Research Abstracts Online
January - December 2011
University of Minnesota Twin Cities
College of Food, Agricultural, and Natural Resource Sciences
of Agronomy and Plant Genetics
PI: Nicholas R. Jordan
Microbial Associations of Nurse Crop Roots
This integrated research and extension project aims to lower barriers to establishment of diversified biofuel grassland agroecosystems. Such systems are emerging in importance, because they can function as highly “multifunctional” agroecosystems that provide a variety of ecological services in addition to biofuel production. Unfortunately, establishment of biofuel grasslands is often difficult, unpredictable, and highly vulnerable to interference and invasion by weeds. This group’s preliminary results suggest that interactions with soil microbes may help create these problems, because soil-microbial “legacies” of previous land use can inhibit growth of native grassland species, enabling weed invasion.
One promising option for cost-effective management of this problem is early establishment of “nurse” plant species that directly interfere with weed growth and which appear to change composition and function of soil microbial communities.

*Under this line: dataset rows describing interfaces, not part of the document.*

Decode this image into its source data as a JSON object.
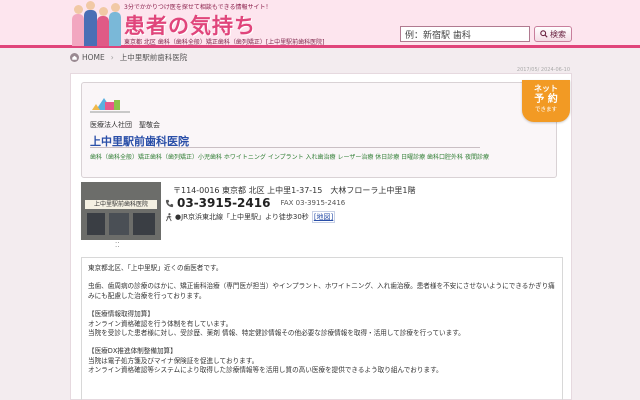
{
  "header": {
    "tagline": "3分でかかりつけ医を探せて相談もできる情報サイト！",
    "title": "患者の気持ち",
    "subnav": "東京都 北区 歯科（歯科全般）矯正歯科（歯列矯正）[上中里駅前歯科医院]",
    "search_placeholder": "例：新宿駅 歯科",
    "search_label": "検索"
  },
  "breadcrumb": {
    "home": "HOME",
    "current": "上中里駅前歯科医院"
  },
  "updated_date": "2017/05/ 2024-06-10",
  "clinic": {
    "corporation": "医療法人社団　聖敬会",
    "name": "上中里駅前歯科医院",
    "categories": "歯科（歯科全般）矯正歯科（歯列矯正）小児歯科 ホワイトニング インプラント 入れ歯治療 レーザー治療 休日診療 日曜診療 歯科口腔外科 夜間診療",
    "net_badge": {
      "line1": "ネット",
      "line2": "予 約",
      "line3": "できます"
    },
    "photo_sign": "上中里駅前歯科医院",
    "photo_dots": "⁚⁚",
    "address": "〒114-0016 東京都 北区 上中里1-37-15　大林フローラ上中里1階",
    "phone": "03-3915-2416",
    "fax": "FAX 03-3915-2416",
    "access": "●JR京浜東北線「上中里駅」より徒歩30秒",
    "map_link": "[地図]"
  },
  "description": {
    "intro": "東京都北区、「上中里駅」近くの歯医者です。",
    "body": "虫歯、歯周病の診療のほかに、矯正歯科治療（専門医が担当）やインプラント、ホワイトニング、入れ歯治療。患者様を不安にさせないようにできるかぎり痛みにも配慮した治療を行っております。",
    "section1_title": "【医療情報取得加算】",
    "section1_line1": "オンライン資格確認を行う体制を有しています。",
    "section1_line2": "当院を受診した患者様に対し、受診歴、薬剤 情報、特定健診情報その他必要な診療情報を取得・活用して診療を行っています。",
    "section2_title": "【医療DX推進体制整備加算】",
    "section2_line1": "当院は電子処方箋及びマイナ保険証を促進しております。",
    "section2_line2": "オンライン資格確認等システムにより取得した診療情報等を活用し質の高い医療を提供できるよう取り組んでおります。"
  },
  "colors": {
    "brand_pink": "#e0457b",
    "clinic_blue": "#2a4fa8",
    "category_green": "#2e7d32",
    "badge_orange": "#f29a24"
  },
  "icons": [
    "home-icon",
    "search-icon",
    "phone-icon",
    "walk-icon"
  ]
}
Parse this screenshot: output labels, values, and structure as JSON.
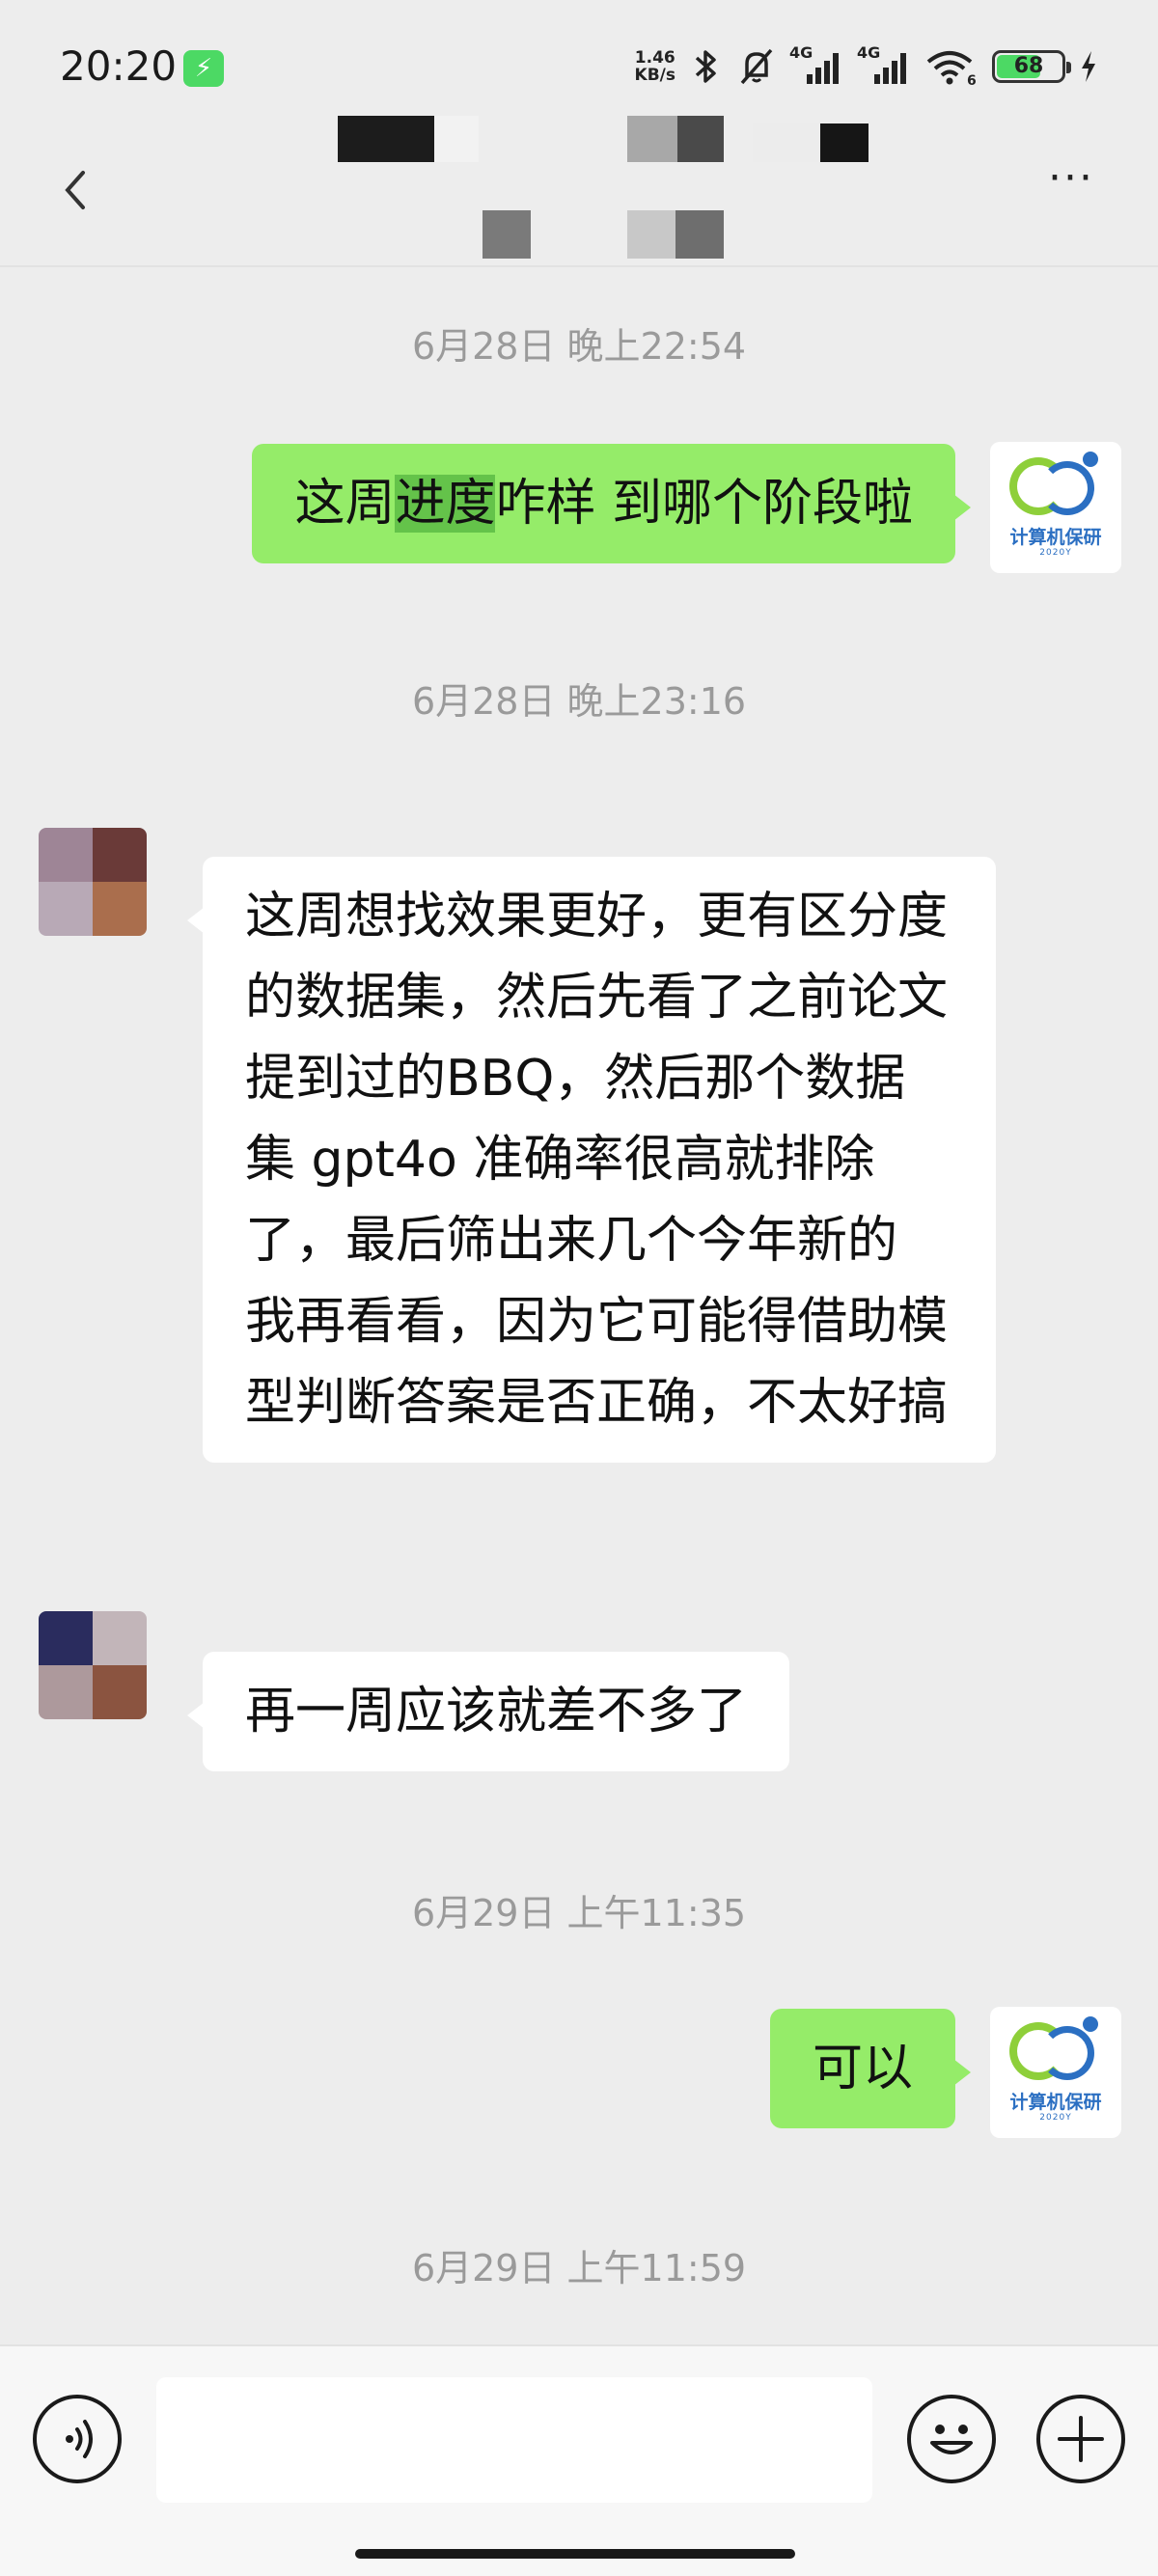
{
  "status_bar": {
    "time": "20:20",
    "charging_icon": "bolt-icon",
    "net_speed_value": "1.46",
    "net_speed_unit": "KB/s",
    "signal_label_1": "4G",
    "signal_label_2": "4G",
    "wifi_label": "6",
    "battery": "68"
  },
  "header": {
    "back_icon": "chevron-left-icon",
    "more_label": "···"
  },
  "messages": {
    "ts1": "6月28日 晚上22:54",
    "m1_part1": "这周",
    "m1_highlight": "进度",
    "m1_part2": "咋样 到哪个阶段啦",
    "ts2": "6月28日 晚上23:16",
    "m2": "这周想找效果更好，更有区分度的数据集，然后先看了之前论文提到过的BBQ，然后那个数据集 gpt4o 准确率很高就排除了，最后筛出来几个今年新的 我再看看，因为它可能得借助模型判断答案是否正确，不太好搞",
    "m3": "再一周应该就差不多了",
    "ts3": "6月29日 上午11:35",
    "m4": "可以",
    "ts4": "6月29日 上午11:59"
  },
  "self_avatar": {
    "logo_text": "计算机保研",
    "logo_sub": "2020Y"
  },
  "colors": {
    "sent_bubble": "#95ec69",
    "received_bubble": "#ffffff",
    "highlight": "#64c34a",
    "background": "#ededed"
  }
}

These researchers are addressing important questions regarding nurse-species effects and weed invasion ecology in diversified grassland agroecosystems. They are using field and glasshouse experiments, and evaluate nurse-species effects relative to effects of a factor of known and strong importance, nitrogen supply, to answer the question of whether nurse species increase performance of native species relative to invasive species. In order to determine if nurse species change microbial composition of soils, the researchers are characterizing soil microbial populations using 454 and other sequencing and microbiological methods. Finally, they are trying to determine if it is possible to form an “agroecological partnership” that will integrate all biofuel project efforts, thereby producing site-specific knowledge to support biofuel grassland adoption by producers in Minnesota’s fuelshed regions.
Sheri C. Huerd, Staff